Referring to FIG. 6, there is schematically illustrated a sectional plan view of a fourth embodiment of the present invention which includes a non-circular cam 101 with one end of a wire 102 wound on the circumferential face thereof and a worm gear 8 disposed integrally and coaxially with the cam 101 for rotation. The wire 102 is joined at its other end with a link divider 64 and maintained taut by the force of a spring which urges the divider 64 to the left as viewed in the FIG. 6. Now assuming that the motor drives a driving shaft 6 causing the worm wheel 8 to rotate clockwise, the cam 101 begins to pull in the wire with varying speed as the wire moves in the direction of the arrow in the FIG. 6 due to the effect of the cam shape so that the mechanical fingers grasps the object at decreased speed and the correspondingly increased torque. In this embodiment, a pair of guide rollers 103 is provided to guide the wire 102 to move along a line at a predetermined angle relative to the link divider 69.
Embodiments of the object grasping system according to the present invention are given here only by way of illustration, attention being called the fact that other variations reasonably contemplated by those skilled in the art may fall within the scope of the appended claims of the invention wherein means are provided for decreasing the sped of motion of the mechanical fingers with correspondingly increased moment.

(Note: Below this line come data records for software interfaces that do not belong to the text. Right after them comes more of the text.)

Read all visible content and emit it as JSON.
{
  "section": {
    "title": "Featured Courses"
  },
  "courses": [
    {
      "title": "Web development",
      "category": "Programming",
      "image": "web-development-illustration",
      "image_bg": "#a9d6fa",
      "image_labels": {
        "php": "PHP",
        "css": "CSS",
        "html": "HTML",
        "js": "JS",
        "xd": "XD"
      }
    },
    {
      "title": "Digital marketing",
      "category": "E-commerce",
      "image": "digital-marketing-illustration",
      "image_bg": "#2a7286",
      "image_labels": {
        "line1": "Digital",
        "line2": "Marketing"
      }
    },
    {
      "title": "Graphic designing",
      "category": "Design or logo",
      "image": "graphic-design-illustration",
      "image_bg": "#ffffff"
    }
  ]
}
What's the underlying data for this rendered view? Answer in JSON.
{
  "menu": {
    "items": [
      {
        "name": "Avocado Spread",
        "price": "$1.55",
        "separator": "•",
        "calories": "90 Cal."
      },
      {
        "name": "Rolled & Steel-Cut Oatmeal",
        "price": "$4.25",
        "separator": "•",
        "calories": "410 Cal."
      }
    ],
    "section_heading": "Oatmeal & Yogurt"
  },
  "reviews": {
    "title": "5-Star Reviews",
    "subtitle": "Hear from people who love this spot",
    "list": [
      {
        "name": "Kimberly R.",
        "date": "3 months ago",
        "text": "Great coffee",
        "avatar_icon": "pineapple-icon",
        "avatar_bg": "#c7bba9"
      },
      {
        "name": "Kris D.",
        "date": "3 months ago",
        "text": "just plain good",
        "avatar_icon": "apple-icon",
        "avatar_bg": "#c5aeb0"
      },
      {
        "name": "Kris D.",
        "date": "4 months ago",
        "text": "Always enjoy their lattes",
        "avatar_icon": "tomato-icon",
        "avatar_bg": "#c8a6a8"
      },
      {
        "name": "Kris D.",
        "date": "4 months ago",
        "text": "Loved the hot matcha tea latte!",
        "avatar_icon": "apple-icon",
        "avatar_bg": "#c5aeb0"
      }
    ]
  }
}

It is also desirable to incorporate into the object grasping system control means for regulating the force exerted upon the surface of the object to be grasped by each finger, particularly when soft or destructible material are to be handled. Pressure sensors may be adapted for installation on the finger unit in a suitable manner to produce a signal to be transmitted to a power control means for feedback control. This approach would necessitate electronic control means connected with pressure sensor means installed on the necessary area of the finger unit with the result of introducing undesirable complexity and increased size and weight. To eliminate such disadvantages, a friction clutch may be used with the object grasping system according to the present invention. Such a friction clutch can be best installed on the drive shaft 6. The friction clutch so installed serves to prevent further rotation of the motor as the finger unit has completed the motion of grasp and begins to develop increasing torque on the surface of the object. Furthermore, strain gauges may be used with the second embodiment of the present invention. These are installed on the wire 94 for measuring the amount of strain developed thereon to regulate the speed of the motor through electric control means.
The structural design of the finger assembly described above is given by way of example and can take various other forms so long as the effect of grasping of objects is attainable. A glove-like cover may be used to clothe the mechanical finger assembly for protection or other purposes. A glove having enough high elasticity may be used on the mechanical finger unit to replace the compression springs 67 and 18.
Moreover, as in the second and fourth embodiment, although the non-circular gears 91 and 92 or 95 and 96 are elliptical or partially elliptical, other shapes can be used according to the particular purpose.
Thus, it will be apparent that the object grasping system is of very simple construction and effective in operation as well as practically acceptable.